The dividend payout ratio is a critical metric for income investors.
The metric is most helpful in measuring dividend sustainability. For example, if a company’s payout ratio is more than 100%, it returns more money to shareholders than its earnings, which may not be sustainable. Generally, investors should seek companies with payout ratios below 60% or 70%, leaving room for earnings fluctuations and potential dividend increases.
Dividend payout ratios can also help you compare companies in the same industry. For example, a utility company with a lower payout ratio than its peers could suggest less confidence in earnings power or a focus on capital gains growth rather than income. Other companies, like REITs, must distribute at least 90% of their earnings.
Finally, established companies with a lot of free cash flow and low dividend payout ratios could become a target for activist hedge funds. For example, Apple Inc. began paying dividends after its 0% payout ratio became indefensible amid its record cash stockpile. As a result, these companies could become opportunities for income investors.
Finding or Calculating Dividend Payouts
Financial websites provide the easiest way to find a company’s dividend payout ratio. For example, on Yahoo! Finance, you can visit a company’s Statistics page and scroll down to the Dividends & Splits section to find its Payout Ratio and other dividend-related data points. But, of course, some websites are easier to use and more helpful than others.
TrackYourDividends shows the payout ratio front and center. Source: TrackYourDividends
Using TrackYourDividends, you can quickly see any company’s dividend payout ratio by visiting the Stock Analysis dashboard and typing in a ticker symbol. You can also find helpful information like the dividend yield, annual payment amount, and years of dividend increases. And it’s free to sign-up and start using these purpose-built dashboards.
Other Metrics Investors Should Monitor
The dividend payout ratio is just one of many metrics to consider when looking at potential opportunities. For example, you may also want to factor in dividend yields to ensure you earn enough income or quality metrics to reduce a stock’s downside risk. But, of course, the exact metrics you use depend on your objectives and risk tolerance.
Some other metrics to consider include:
- Dividend Yield – The dividend yield expresses your annual return from income (excluding capital gains). As discussed, you can use this metric to compare different opportunities or calculate your expected income from dividends.
- Beta Coefficient – The beta coefficient reflects a stock’s risk relative to the overall market. Higher beta coefficients could jeopardize future dividends or stock valuations compared to lower readings, making it an important measure of risk.
- Yield on Cost – The yield on cost calculates a “dividend yield” based on your cost basis rather than the market price.
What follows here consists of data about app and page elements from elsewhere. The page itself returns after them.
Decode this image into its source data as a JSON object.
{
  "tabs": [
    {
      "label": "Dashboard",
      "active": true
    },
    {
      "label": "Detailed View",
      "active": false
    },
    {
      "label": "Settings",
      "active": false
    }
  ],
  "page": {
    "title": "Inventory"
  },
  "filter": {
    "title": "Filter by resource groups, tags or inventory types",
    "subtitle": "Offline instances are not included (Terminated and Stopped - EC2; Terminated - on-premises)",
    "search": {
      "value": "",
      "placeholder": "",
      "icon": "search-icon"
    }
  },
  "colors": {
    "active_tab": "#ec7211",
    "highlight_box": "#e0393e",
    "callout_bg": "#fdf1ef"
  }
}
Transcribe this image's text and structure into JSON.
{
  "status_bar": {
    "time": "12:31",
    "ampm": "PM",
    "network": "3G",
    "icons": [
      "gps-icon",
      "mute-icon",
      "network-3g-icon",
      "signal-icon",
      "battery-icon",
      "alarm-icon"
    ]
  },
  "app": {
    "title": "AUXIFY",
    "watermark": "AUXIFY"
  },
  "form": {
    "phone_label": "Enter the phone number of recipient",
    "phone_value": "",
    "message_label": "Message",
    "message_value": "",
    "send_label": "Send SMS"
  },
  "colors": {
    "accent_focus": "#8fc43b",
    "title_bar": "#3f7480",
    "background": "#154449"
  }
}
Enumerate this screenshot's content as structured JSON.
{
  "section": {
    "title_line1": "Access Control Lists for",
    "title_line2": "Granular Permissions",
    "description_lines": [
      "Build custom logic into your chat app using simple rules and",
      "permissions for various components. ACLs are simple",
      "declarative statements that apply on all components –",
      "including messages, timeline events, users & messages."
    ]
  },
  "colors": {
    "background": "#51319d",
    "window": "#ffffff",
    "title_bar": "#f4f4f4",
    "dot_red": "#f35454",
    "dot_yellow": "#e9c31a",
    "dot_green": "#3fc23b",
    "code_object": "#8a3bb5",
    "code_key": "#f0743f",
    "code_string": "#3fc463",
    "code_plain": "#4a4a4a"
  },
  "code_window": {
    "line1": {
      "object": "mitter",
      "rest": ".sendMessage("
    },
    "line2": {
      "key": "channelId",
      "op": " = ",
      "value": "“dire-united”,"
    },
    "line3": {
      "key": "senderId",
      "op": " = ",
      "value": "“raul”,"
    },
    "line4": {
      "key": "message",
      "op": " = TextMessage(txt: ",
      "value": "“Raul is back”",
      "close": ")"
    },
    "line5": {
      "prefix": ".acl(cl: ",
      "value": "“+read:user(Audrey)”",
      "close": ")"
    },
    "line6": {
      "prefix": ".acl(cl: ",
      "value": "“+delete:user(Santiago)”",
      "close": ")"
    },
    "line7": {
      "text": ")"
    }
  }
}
In other words, it reflects how much you make with your existing assets at your blended purchase price.
- Free Cash Flow – Free cash flow is a company’s cash flow from operations less its capital expenditures. If a company has no free cash flow, it cannot finance dividend payments, so investors should always look for growing free cash flow.
- Debt – Financial leverage is a double-edged sword. If a company has a high debt-to-capital ratio, future dividend payments could be jeopardized by rising interest costs. But efficient use of leverage can help boost dividend yields.
TrackYourDividends provides many metrics for dividend investors to consider. Source: TrackYourDividends
TrackYourDividends provides a broad range of financial metrics you can use to compare, analyze, and invest in dividend stocks. For example, the platform provides many of the most common financial ratios (see above) and numerical scores to easily compare them.
The Bottom Line
Dividend payout ratios are an essential metric for income investors. By comparing a company’s dividend payouts to its net income, you can quickly determine if its dividend is sustainable over the long haul. But, of course, payout ratios aren’t the only metrics that dividend investors should consider – they’re just one part of a larger analysis.
If you’re interested in dividend investing, TrackYourDividends can help you analyze new opportunities, track your overall portfolio, and estimate your income growth over time.